YOUR OBJECTIVE
Set down each line of the records once more, precisely, and omit the pictures.

RECORD EXCERPTS
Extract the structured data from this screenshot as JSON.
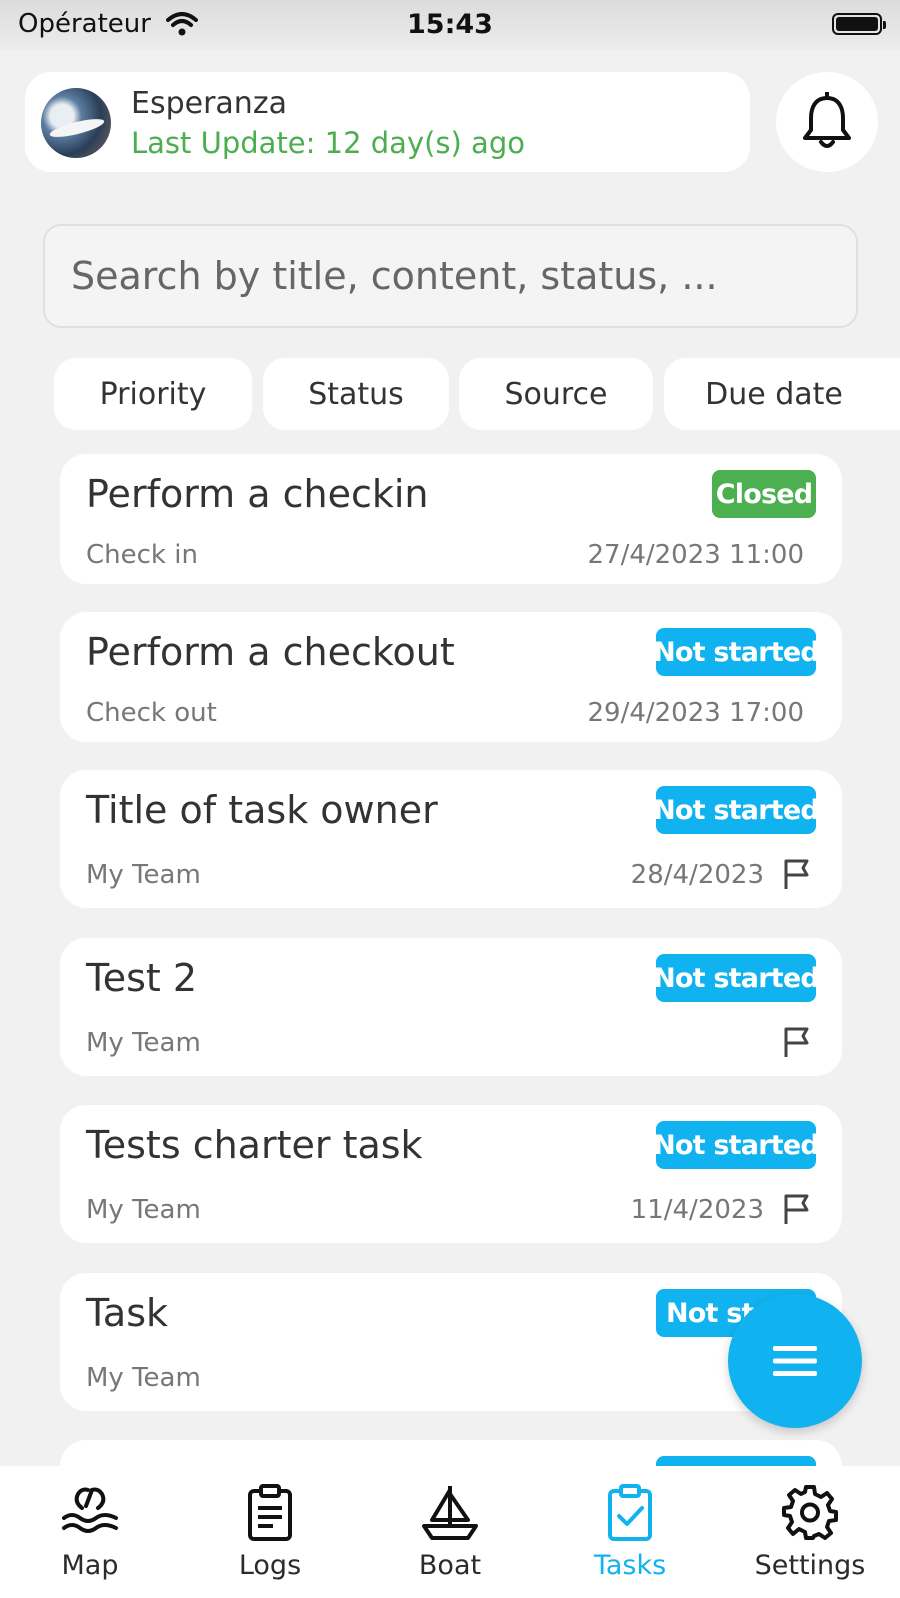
{
  "status_bar": {
    "carrier": "Opérateur",
    "time": "15:43"
  },
  "header": {
    "boat_name": "Esperanza",
    "last_update": "Last Update: 12 day(s) ago"
  },
  "search": {
    "placeholder": "Search by title, content, status, ..."
  },
  "filters": [
    "Priority",
    "Status",
    "Source",
    "Due date"
  ],
  "tasks": [
    {
      "title": "Perform a checkin",
      "subtitle": "Check in",
      "date": "27/4/2023 11:00",
      "status": "Closed",
      "flag": false
    },
    {
      "title": "Perform a checkout",
      "subtitle": "Check out",
      "date": "29/4/2023 17:00",
      "status": "Not started",
      "flag": false
    },
    {
      "title": "Title of task owner",
      "subtitle": "My Team",
      "date": "28/4/2023",
      "status": "Not started",
      "flag": true
    },
    {
      "title": "Test 2",
      "subtitle": "My Team",
      "date": "",
      "status": "Not started",
      "flag": true
    },
    {
      "title": "Tests charter task",
      "subtitle": "My Team",
      "date": "11/4/2023",
      "status": "Not started",
      "flag": true
    },
    {
      "title": "Task",
      "subtitle": "My Team",
      "date": "",
      "status": "Not st",
      "flag": false
    }
  ],
  "colors": {
    "closed": "#4caf50",
    "not_started": "#10b3ef",
    "accent": "#10b3ef",
    "update_green": "#4cae4f"
  },
  "tabs": [
    {
      "label": "Map",
      "icon": "map-icon",
      "active": false
    },
    {
      "label": "Logs",
      "icon": "logs-icon",
      "active": false
    },
    {
      "label": "Boat",
      "icon": "boat-icon",
      "active": false
    },
    {
      "label": "Tasks",
      "icon": "tasks-icon",
      "active": true
    },
    {
      "label": "Settings",
      "icon": "settings-icon",
      "active": false
    }
  ]
}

SOLUTION
Extract the structured data from this screenshot as JSON.
{
  "status_bar": {
    "carrier": "Opérateur",
    "time": "15:43"
  },
  "header": {
    "boat_name": "Esperanza",
    "last_update": "Last Update: 12 day(s) ago"
  },
  "search": {
    "placeholder": "Search by title, content, status, ..."
  },
  "filters": [
    "Priority",
    "Status",
    "Source",
    "Due date"
  ],
  "tasks": [
    {
      "title": "Perform a checkin",
      "subtitle": "Check in",
      "date": "27/4/2023 11:00",
      "status": "Closed",
      "flag": false
    },
    {
      "title": "Perform a checkout",
      "subtitle": "Check out",
      "date": "29/4/2023 17:00",
      "status": "Not started",
      "flag": false
    },
    {
      "title": "Title of task owner",
      "subtitle": "My Team",
      "date": "28/4/2023",
      "status": "Not started",
      "flag": true
    },
    {
      "title": "Test 2",
      "subtitle": "My Team",
      "date": "",
      "status": "Not started",
      "flag": true
    },
    {
      "title": "Tests charter task",
      "subtitle": "My Team",
      "date": "11/4/2023",
      "status": "Not started",
      "flag": true
    },
    {
      "title": "Task",
      "subtitle": "My Team",
      "date": "",
      "status": "Not st",
      "flag": false
    }
  ],
  "colors": {
    "closed": "#4caf50",
    "not_started": "#10b3ef",
    "accent": "#10b3ef",
    "update_green": "#4cae4f"
  },
  "tabs": [
    {
      "label": "Map",
      "icon": "map-icon",
      "active": false
    },
    {
      "label": "Logs",
      "icon": "logs-icon",
      "active": false
    },
    {
      "label": "Boat",
      "icon": "boat-icon",
      "active": false
    },
    {
      "label": "Tasks",
      "icon": "tasks-icon",
      "active": true
    },
    {
      "label": "Settings",
      "icon": "settings-icon",
      "active": false
    }
  ]
}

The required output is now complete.